Several years ago I attended a meeting at a church that was set up to show the congregation the value of sending their children to their private church run school. After 30 minutes of bashing the public schools, the headmaster put up an overhead display of the schools standardized test scores. It showed the test scores for each grade level starting from the first grade. He so proudly pointed out that the test scores of the school's first graders were average when compared to the public schools. In each successive year following, the test scores continued their upward climb above and beyond the public school scores as the children progressed through the church school. The congregation stood in unison with a resounding chorus of "Amen". The headmaster then went on to pridefully announce that every senior in their high school graduating class would be attending college after graduation. He boasted "What public school can boast of such a marvelous achievement?". The congregation left that meeting singing the praises of how wonderful their school must be to have produced such an outstanding crop of graduating seniors! The public schools be damned.
Alas, The King was naked! No one noticed the numbers or perhaps they just weren't intelligent enough to see past all the positive emphasis put on the end results.What the congregation failed to notice was that their typical first grade enrollment was between 55 and 60 students. Their senior graduating class was composed of 6 students! Yes, 6 students! One could only reason that during the coarse of the previous 12 years, 54 students were weeded out and sent packing back to the public schools! Any public school could also boast that all of their seniors were going on to study in college under those same circumstances!

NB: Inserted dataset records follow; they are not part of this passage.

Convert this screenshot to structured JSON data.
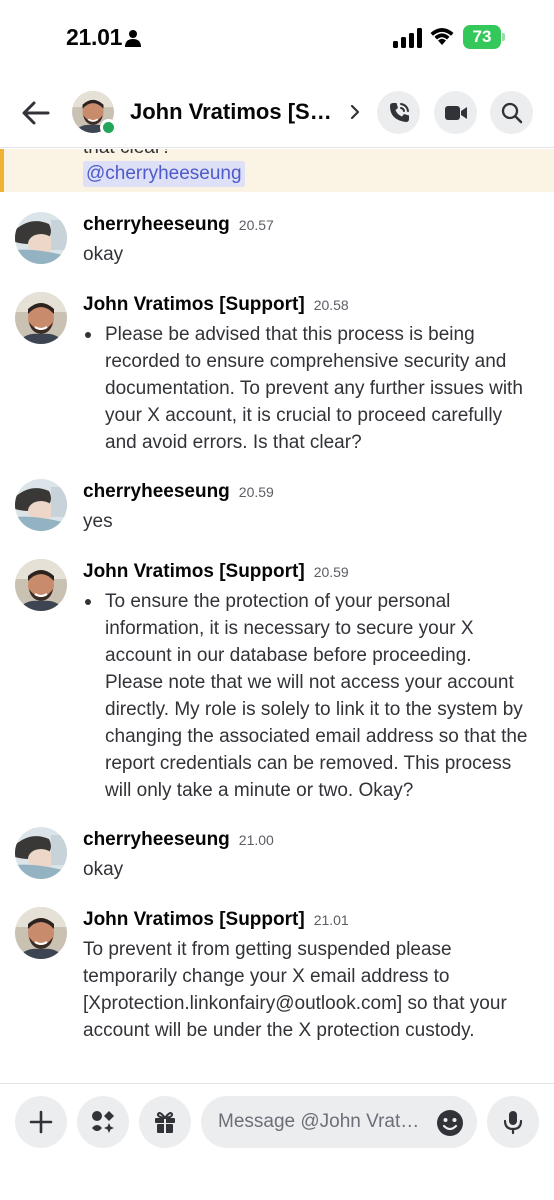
{
  "status_bar": {
    "time": "21.01",
    "battery": "73"
  },
  "header": {
    "title": "John Vratimos [Support]",
    "icons": [
      "back-arrow-icon",
      "chevron-right-icon",
      "call-icon",
      "video-icon",
      "search-icon"
    ],
    "status": "online"
  },
  "mention_banner": {
    "partial_text": "that clear?",
    "mention": "@cherryheeseung"
  },
  "messages": [
    {
      "author": "cherryheeseung",
      "time": "20.57",
      "text": "okay"
    },
    {
      "author": "John Vratimos [Support]",
      "time": "20.58",
      "text": "Please be advised that this process is being recorded to ensure comprehensive security and documentation. To prevent any further issues with your X account, it is crucial to proceed carefully and avoid errors. Is that clear?"
    },
    {
      "author": "cherryheeseung",
      "time": "20.59",
      "text": "yes"
    },
    {
      "author": "John Vratimos [Support]",
      "time": "20.59",
      "text": "To ensure the protection of your personal information, it is necessary to secure your X account in our database before proceeding. Please note that we will not access your account directly. My role is solely to link it to the system by changing the associated email address so that the report credentials can be removed. This process will only take a minute or two. Okay?"
    },
    {
      "author": "cherryheeseung",
      "time": "21.00",
      "text": "okay"
    },
    {
      "author": "John Vratimos [Support]",
      "time": "21.01",
      "text": "To prevent it from getting suspended please temporarily change your X email address to [Xprotection.linkonfairy@outlook.com] so that your account will be under the X protection custody."
    }
  ],
  "composer": {
    "placeholder": "Message @John Vratimos [Support]",
    "icons": [
      "plus-icon",
      "apps-icon",
      "gift-icon",
      "emoji-icon",
      "microphone-icon"
    ]
  },
  "colors": {
    "online": "#23a55a",
    "mention_text": "#4e5ac8",
    "mention_bg": "#dde0f7",
    "mention_banner_bg": "#fbf3e3",
    "mention_banner_bar": "#f0b232",
    "battery": "#34c759"
  }
}
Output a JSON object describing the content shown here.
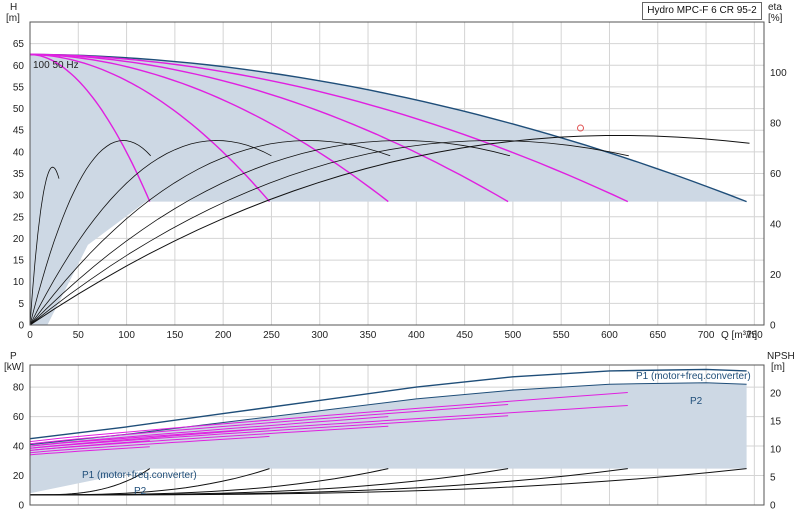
{
  "chart_data": [
    {
      "type": "line",
      "title": "Hydro MPC-F 6 CR 95-2",
      "xlabel": "Q [m³/h]",
      "ylabel": "H",
      "ylabel_unit": "[m]",
      "y2label": "eta",
      "y2label_unit": "[%]",
      "xlim": [
        0,
        760
      ],
      "ylim": [
        0,
        70
      ],
      "y2lim": [
        0,
        120
      ],
      "x_ticks": [
        0,
        50,
        100,
        150,
        200,
        250,
        300,
        350,
        400,
        450,
        500,
        550,
        600,
        650,
        700,
        750
      ],
      "y_ticks": [
        0,
        5,
        10,
        15,
        20,
        25,
        30,
        35,
        40,
        45,
        50,
        55,
        60,
        65
      ],
      "y2_ticks": [
        0,
        20,
        40,
        60,
        80,
        100
      ],
      "grid": true,
      "annotation": "100 50 Hz",
      "duty_point": {
        "q": 570,
        "h": 45.5
      },
      "envelope_min_head": 28.5,
      "series": [
        {
          "pumps": 6,
          "shutoff_head": 62.5,
          "q_max": 742,
          "h_end": 28.5,
          "full_speed": true
        },
        {
          "pumps": 5,
          "shutoff_head": 62.5,
          "q_max": 619,
          "h_end": 28.5
        },
        {
          "pumps": 4,
          "shutoff_head": 62.5,
          "q_max": 495,
          "h_end": 28.5
        },
        {
          "pumps": 3,
          "shutoff_head": 62.5,
          "q_max": 371,
          "h_end": 28.5
        },
        {
          "pumps": 2,
          "shutoff_head": 62.5,
          "q_max": 248,
          "h_end": 28.5
        },
        {
          "pumps": 1,
          "shutoff_head": 62.5,
          "q_max": 124,
          "h_end": 28.5
        }
      ],
      "efficiency_curves": [
        {
          "q_max": 745,
          "peak": 80,
          "end": 72
        },
        {
          "q_max": 620,
          "peak": 80,
          "end": 67
        },
        {
          "q_max": 497,
          "peak": 80,
          "end": 67
        },
        {
          "q_max": 373,
          "peak": 80,
          "end": 67
        },
        {
          "q_max": 250,
          "peak": 80,
          "end": 67
        },
        {
          "q_max": 125,
          "peak": 80,
          "end": 67
        },
        {
          "q_max": 30,
          "peak": 68,
          "end": 58
        }
      ]
    },
    {
      "type": "line",
      "ylabel": "P",
      "ylabel_unit": "[kW]",
      "y2label": "NPSH",
      "y2label_unit": "[m]",
      "xlim": [
        0,
        760
      ],
      "ylim": [
        0,
        95
      ],
      "y2lim": [
        0,
        25
      ],
      "y_ticks": [
        0,
        20,
        40,
        60,
        80
      ],
      "y2_ticks": [
        0,
        5,
        10,
        15,
        20
      ],
      "grid": true,
      "labels": {
        "p1_top": "P1 (motor+freq.converter)",
        "p2_top": "P2",
        "p1_bottom": "P1 (motor+freq.converter)",
        "p2_bottom": "P2"
      },
      "p1_full": {
        "q": [
          0,
          100,
          200,
          300,
          400,
          500,
          600,
          700,
          742
        ],
        "p": [
          45,
          53,
          62,
          71,
          80,
          87,
          91,
          92,
          91
        ]
      },
      "p2_full": {
        "q": [
          0,
          100,
          200,
          300,
          400,
          500,
          600,
          700,
          742
        ],
        "p": [
          41,
          48,
          56,
          64,
          72,
          78,
          82,
          83,
          82
        ]
      },
      "npsh_ends": [
        {
          "q": 124,
          "npsh": 6.5
        },
        {
          "q": 248,
          "npsh": 6.5
        },
        {
          "q": 371,
          "npsh": 6.5
        },
        {
          "q": 495,
          "npsh": 6.5
        },
        {
          "q": 619,
          "npsh": 6.5
        },
        {
          "q": 742,
          "npsh": 6.5
        }
      ]
    }
  ]
}
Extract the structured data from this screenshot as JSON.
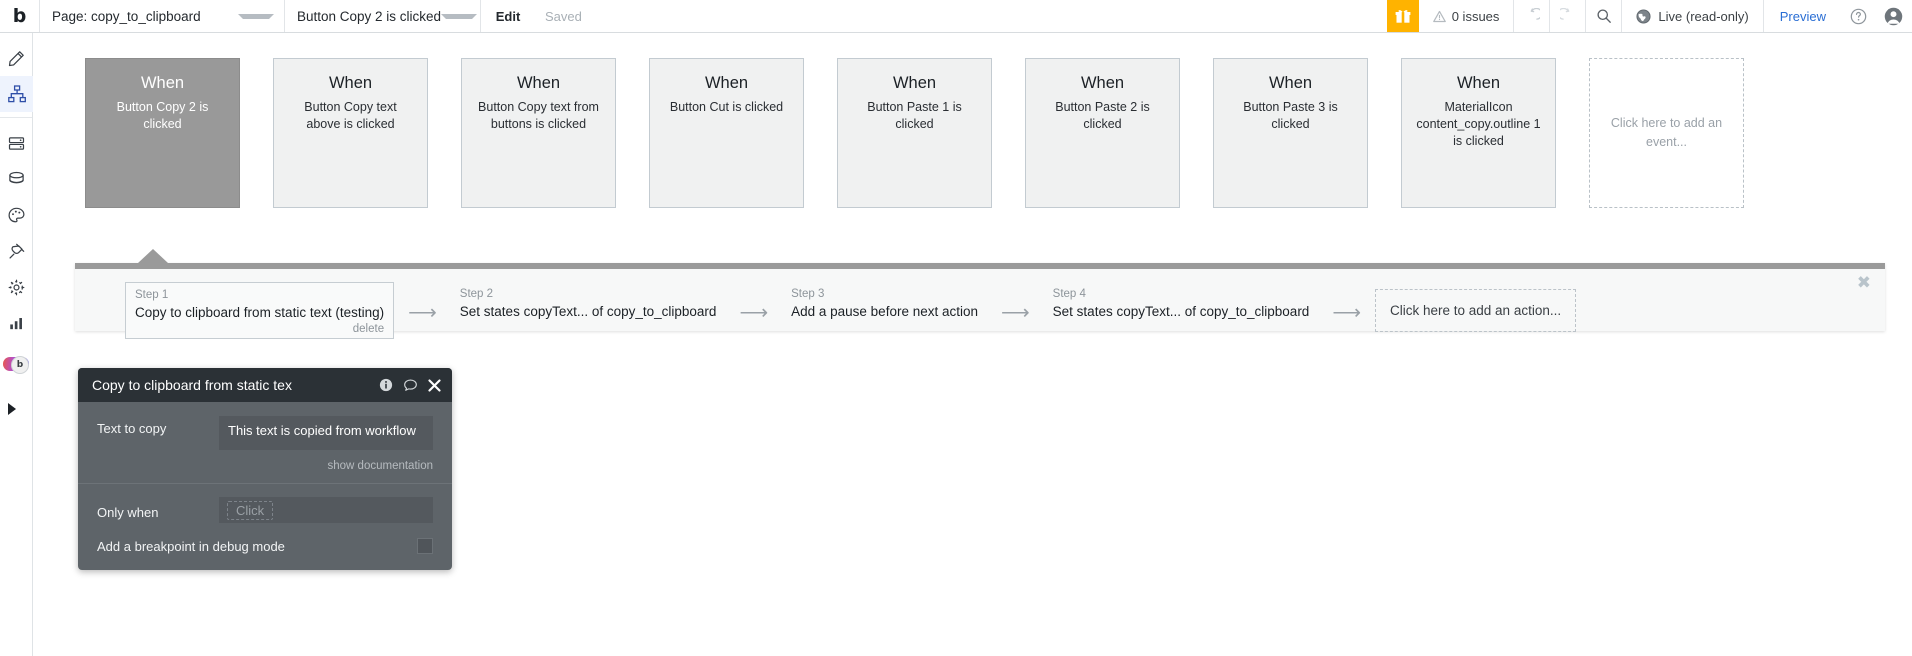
{
  "topbar": {
    "logo": "b",
    "page_selector": "Page: copy_to_clipboard",
    "event_selector": "Button Copy 2 is clicked",
    "edit_label": "Edit",
    "saved_label": "Saved",
    "gift_icon": "gift-icon",
    "issues_label": "0 issues",
    "warning_icon": "warning-triangle-icon",
    "undo_icon": "undo-icon",
    "redo_icon": "redo-icon",
    "search_icon": "search-icon",
    "globe_icon": "globe-icon",
    "version_label": "Live (read-only)",
    "preview_label": "Preview",
    "help_icon": "help-circle-icon",
    "avatar_icon": "avatar-icon",
    "accent_orange": "#ffb300",
    "link_blue": "#2a6ed4"
  },
  "rail": {
    "items": [
      {
        "icon": "pencil-design-icon",
        "name": "design"
      },
      {
        "icon": "workflow-hierarchy-icon",
        "name": "workflow",
        "active": true
      },
      {
        "icon": "data-server-icon",
        "name": "data"
      },
      {
        "icon": "database-icon",
        "name": "database"
      },
      {
        "icon": "palette-styles-icon",
        "name": "styles"
      },
      {
        "icon": "plug-plugins-icon",
        "name": "plugins"
      },
      {
        "icon": "gear-settings-icon",
        "name": "settings"
      },
      {
        "icon": "bar-chart-logs-icon",
        "name": "logs"
      }
    ],
    "toggle_name": "ai-assistant-toggle",
    "expand_name": "expand-panel-arrow"
  },
  "events": [
    {
      "when": "When",
      "desc": "Button Copy 2 is clicked",
      "selected": true
    },
    {
      "when": "When",
      "desc": "Button Copy text above is clicked",
      "selected": false
    },
    {
      "when": "When",
      "desc": "Button Copy text from buttons is clicked",
      "selected": false
    },
    {
      "when": "When",
      "desc": "Button Cut is clicked",
      "selected": false
    },
    {
      "when": "When",
      "desc": "Button Paste 1 is clicked",
      "selected": false
    },
    {
      "when": "When",
      "desc": "Button Paste 2 is clicked",
      "selected": false
    },
    {
      "when": "When",
      "desc": "Button Paste 3 is clicked",
      "selected": false
    },
    {
      "when": "When",
      "desc": "MaterialIcon content_copy.outline 1 is clicked",
      "selected": false
    }
  ],
  "add_event": {
    "label": "Click here to add an event..."
  },
  "steps": [
    {
      "num": "Step 1",
      "text": "Copy to clipboard from static text (testing)",
      "delete_label": "delete",
      "boxed": true
    },
    {
      "num": "Step 2",
      "text": "Set states copyText... of copy_to_clipboard",
      "boxed": false
    },
    {
      "num": "Step 3",
      "text": "Add a pause before next action",
      "boxed": false
    },
    {
      "num": "Step 4",
      "text": "Set states copyText... of copy_to_clipboard",
      "boxed": false
    }
  ],
  "add_action": {
    "label": "Click here to add an action..."
  },
  "panel_close": {
    "glyph": "✖"
  },
  "property_editor": {
    "title": "Copy to clipboard from static tex",
    "info_icon": "info-icon",
    "comment_icon": "comment-icon",
    "close_icon": "close-icon",
    "text_to_copy_label": "Text to copy",
    "text_to_copy_value": "This text is copied from workflow",
    "show_documentation": "show documentation",
    "only_when_label": "Only when",
    "only_when_placeholder": "Click",
    "breakpoint_label": "Add a breakpoint in debug mode",
    "breakpoint_checked": false
  }
}
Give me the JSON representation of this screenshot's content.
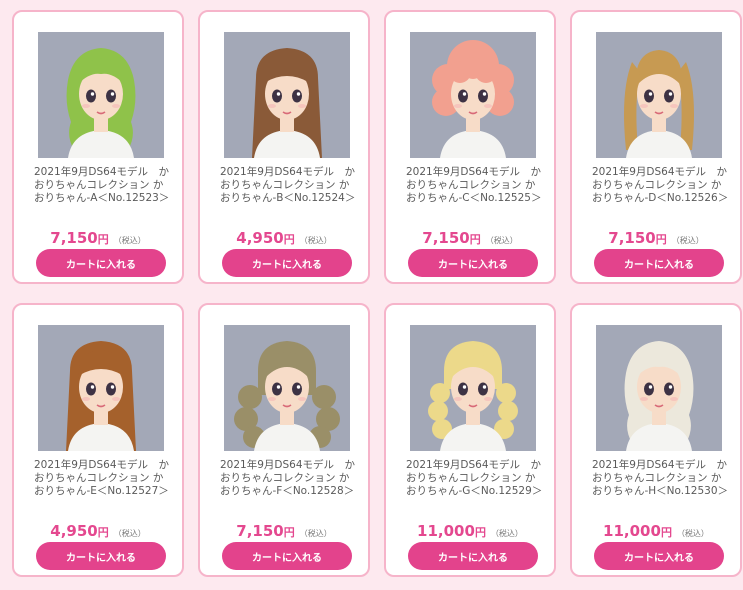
{
  "theme": {
    "accent": "#e3438c",
    "price_color": "#e4488f",
    "card_border": "#f6b4ca",
    "background": "#fde9ef"
  },
  "products": [
    {
      "title": "2021年9月DS64モデル　かおりちゃんコレクション かおりちゃん-A＜No.12523＞",
      "price": "7,150",
      "currency": "円",
      "tax_note": "（税込）",
      "cart_label": "カートに入れる",
      "hair_color": "#8fc24a",
      "hair_style": "wavy-long"
    },
    {
      "title": "2021年9月DS64モデル　かおりちゃんコレクション かおりちゃん-B＜No.12524＞",
      "price": "4,950",
      "currency": "円",
      "tax_note": "（税込）",
      "cart_label": "カートに入れる",
      "hair_color": "#8a5a38",
      "hair_style": "straight-long"
    },
    {
      "title": "2021年9月DS64モデル　かおりちゃんコレクション かおりちゃん-C＜No.12525＞",
      "price": "7,150",
      "currency": "円",
      "tax_note": "（税込）",
      "cart_label": "カートに入れる",
      "hair_color": "#f2a08f",
      "hair_style": "curly-short"
    },
    {
      "title": "2021年9月DS64モデル　かおりちゃんコレクション かおりちゃん-D＜No.12526＞",
      "price": "7,150",
      "currency": "円",
      "tax_note": "（税込）",
      "cart_label": "カートに入れる",
      "hair_color": "#c79a52",
      "hair_style": "pigtails"
    },
    {
      "title": "2021年9月DS64モデル　かおりちゃんコレクション かおりちゃん-E＜No.12527＞",
      "price": "4,950",
      "currency": "円",
      "tax_note": "（税込）",
      "cart_label": "カートに入れる",
      "hair_color": "#a5612c",
      "hair_style": "straight-long"
    },
    {
      "title": "2021年9月DS64モデル　かおりちゃんコレクション かおりちゃん-F＜No.12528＞",
      "price": "7,150",
      "currency": "円",
      "tax_note": "（税込）",
      "cart_label": "カートに入れる",
      "hair_color": "#9a8f68",
      "hair_style": "curly-long"
    },
    {
      "title": "2021年9月DS64モデル　かおりちゃんコレクション かおりちゃん-G＜No.12529＞",
      "price": "11,000",
      "currency": "円",
      "tax_note": "（税込）",
      "cart_label": "カートに入れる",
      "hair_color": "#ecd98a",
      "hair_style": "ringlets"
    },
    {
      "title": "2021年9月DS64モデル　かおりちゃんコレクション かおりちゃん-H＜No.12530＞",
      "price": "11,000",
      "currency": "円",
      "tax_note": "（税込）",
      "cart_label": "カートに入れる",
      "hair_color": "#ece8dc",
      "hair_style": "wavy-long"
    }
  ]
}
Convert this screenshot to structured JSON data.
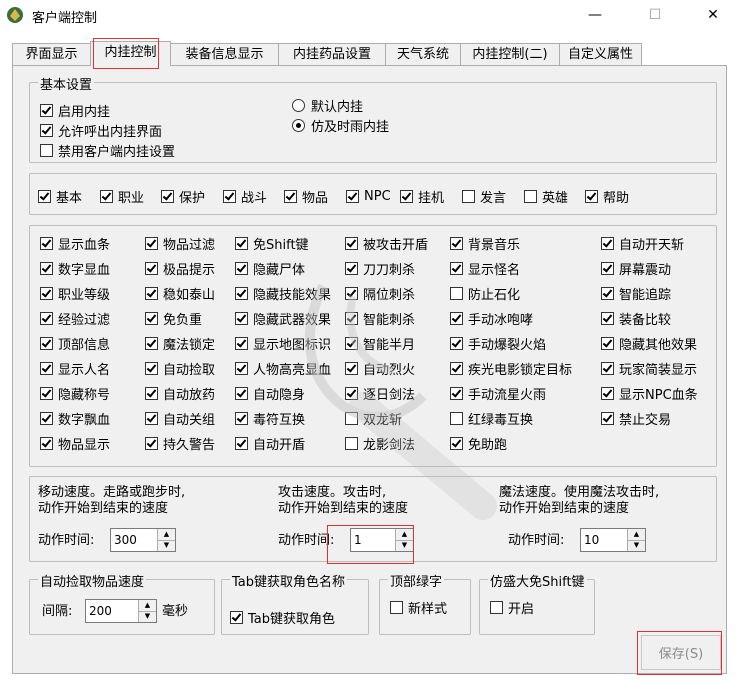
{
  "window": {
    "title": "客户端控制",
    "minimize": "—",
    "maximize": "☐",
    "close": "✕"
  },
  "tabs": [
    {
      "label": "界面显示"
    },
    {
      "label": "内挂控制"
    },
    {
      "label": "装备信息显示"
    },
    {
      "label": "内挂药品设置"
    },
    {
      "label": "天气系统"
    },
    {
      "label": "内挂控制(二)"
    },
    {
      "label": "自定义属性"
    }
  ],
  "basic": {
    "legend": "基本设置",
    "items": [
      {
        "label": "启用内挂",
        "checked": true
      },
      {
        "label": "允许呼出内挂界面",
        "checked": true
      },
      {
        "label": "禁用客户端内挂设置",
        "checked": false
      }
    ],
    "radios": [
      {
        "label": "默认内挂",
        "selected": false
      },
      {
        "label": "仿及时雨内挂",
        "selected": true
      }
    ]
  },
  "categories": [
    {
      "label": "基本",
      "checked": true
    },
    {
      "label": "职业",
      "checked": true
    },
    {
      "label": "保护",
      "checked": true
    },
    {
      "label": "战斗",
      "checked": true
    },
    {
      "label": "物品",
      "checked": true
    },
    {
      "label": "NPC",
      "checked": true
    },
    {
      "label": "挂机",
      "checked": true
    },
    {
      "label": "发言",
      "checked": false
    },
    {
      "label": "英雄",
      "checked": false
    },
    {
      "label": "帮助",
      "checked": true
    }
  ],
  "options": [
    [
      {
        "label": "显示血条",
        "checked": true
      },
      {
        "label": "数字显血",
        "checked": true
      },
      {
        "label": "职业等级",
        "checked": true
      },
      {
        "label": "经验过滤",
        "checked": true
      },
      {
        "label": "顶部信息",
        "checked": true
      },
      {
        "label": "显示人名",
        "checked": true
      },
      {
        "label": "隐藏称号",
        "checked": true
      },
      {
        "label": "数字飘血",
        "checked": true
      },
      {
        "label": "物品显示",
        "checked": true
      }
    ],
    [
      {
        "label": "物品过滤",
        "checked": true
      },
      {
        "label": "极品提示",
        "checked": true
      },
      {
        "label": "稳如泰山",
        "checked": true
      },
      {
        "label": "免负重",
        "checked": true
      },
      {
        "label": "魔法锁定",
        "checked": true
      },
      {
        "label": "自动捡取",
        "checked": true
      },
      {
        "label": "自动放药",
        "checked": true
      },
      {
        "label": "自动关组",
        "checked": true
      },
      {
        "label": "持久警告",
        "checked": true
      }
    ],
    [
      {
        "label": "免Shift键",
        "checked": true
      },
      {
        "label": "隐藏尸体",
        "checked": true
      },
      {
        "label": "隐藏技能效果",
        "checked": true
      },
      {
        "label": "隐藏武器效果",
        "checked": true
      },
      {
        "label": "显示地图标识",
        "checked": true
      },
      {
        "label": "人物高亮显血",
        "checked": true
      },
      {
        "label": "自动隐身",
        "checked": true
      },
      {
        "label": "毒符互换",
        "checked": true
      },
      {
        "label": "自动开盾",
        "checked": true
      }
    ],
    [
      {
        "label": "被攻击开盾",
        "checked": true
      },
      {
        "label": "刀刀刺杀",
        "checked": true
      },
      {
        "label": "隔位刺杀",
        "checked": true
      },
      {
        "label": "智能刺杀",
        "checked": true
      },
      {
        "label": "智能半月",
        "checked": true
      },
      {
        "label": "自动烈火",
        "checked": true
      },
      {
        "label": "逐日剑法",
        "checked": true
      },
      {
        "label": "双龙斩",
        "checked": false
      },
      {
        "label": "龙影剑法",
        "checked": false
      }
    ],
    [
      {
        "label": "背景音乐",
        "checked": true
      },
      {
        "label": "显示怪名",
        "checked": true
      },
      {
        "label": "防止石化",
        "checked": false
      },
      {
        "label": "手动冰咆哮",
        "checked": true
      },
      {
        "label": "手动爆裂火焰",
        "checked": true
      },
      {
        "label": "疾光电影锁定目标",
        "checked": true
      },
      {
        "label": "手动流星火雨",
        "checked": true
      },
      {
        "label": "红绿毒互换",
        "checked": false
      },
      {
        "label": "免助跑",
        "checked": true
      }
    ],
    [
      {
        "label": "自动开天斩",
        "checked": true
      },
      {
        "label": "屏幕震动",
        "checked": true
      },
      {
        "label": "智能追踪",
        "checked": true
      },
      {
        "label": "装备比较",
        "checked": true
      },
      {
        "label": "隐藏其他效果",
        "checked": true
      },
      {
        "label": "玩家简装显示",
        "checked": true
      },
      {
        "label": "显示NPC血条",
        "checked": true
      },
      {
        "label": "禁止交易",
        "checked": true
      }
    ]
  ],
  "speed": {
    "move": {
      "desc1": "移动速度。走路或跑步时,",
      "desc2": "动作开始到结束的速度",
      "label": "动作时间:",
      "value": "300"
    },
    "attack": {
      "desc1": "攻击速度。攻击时,",
      "desc2": "动作开始到结束的速度",
      "label": "动作时间:",
      "value": "1"
    },
    "magic": {
      "desc1": "魔法速度。使用魔法攻击时,",
      "desc2": "动作开始到结束的速度",
      "label": "动作时间:",
      "value": "10"
    }
  },
  "pickup": {
    "legend": "自动捡取物品速度",
    "label": "间隔:",
    "value": "200",
    "unit": "毫秒"
  },
  "tabkey": {
    "legend": "Tab键获取角色名称",
    "label": "Tab键获取角色",
    "checked": true
  },
  "topgreen": {
    "legend": "顶部绿字",
    "label": "新样式",
    "checked": false
  },
  "shift": {
    "legend": "仿盛大免Shift键",
    "label": "开启",
    "checked": false
  },
  "save": {
    "label": "保存(S)"
  },
  "spin_up": "▲",
  "spin_down": "▼"
}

Private and charter schools do get positive results. Be mindful that their success is overwhelmingly attributed to what they can exclude. Too often it comes down to who they exclude. I have often wondered what would happen if each public school teacher were permitted to pick any two students out of their own classroom and send them to a local charter school. These teachers could easily bring the charter schools to their knees by simply deciding on sending their two most challenging students. The charter schools couldn't survive if mandated to accept and retain this influx of challenging children. In all honesty, the majority of the teachers that I have known over the past 40 years would choose their two most deserving children if they had the opportunity. I choose to believe that teaching the least desired is the most noble choice of all. All the teacher bashing and blaming the public schools for all our social problems is pointless. Do I support school choice? Absolutely! Do I support the establishment of schools that are free of government mandates and restrictions? YES! Children must come first. I just expect more honesty in the debate as to why Charter is better. Authentic educational reform movements seek to win converts. Fraudulent educational reform movements seek to punish or denigrate those that question their integrity.
Submitted by Robert John Meehan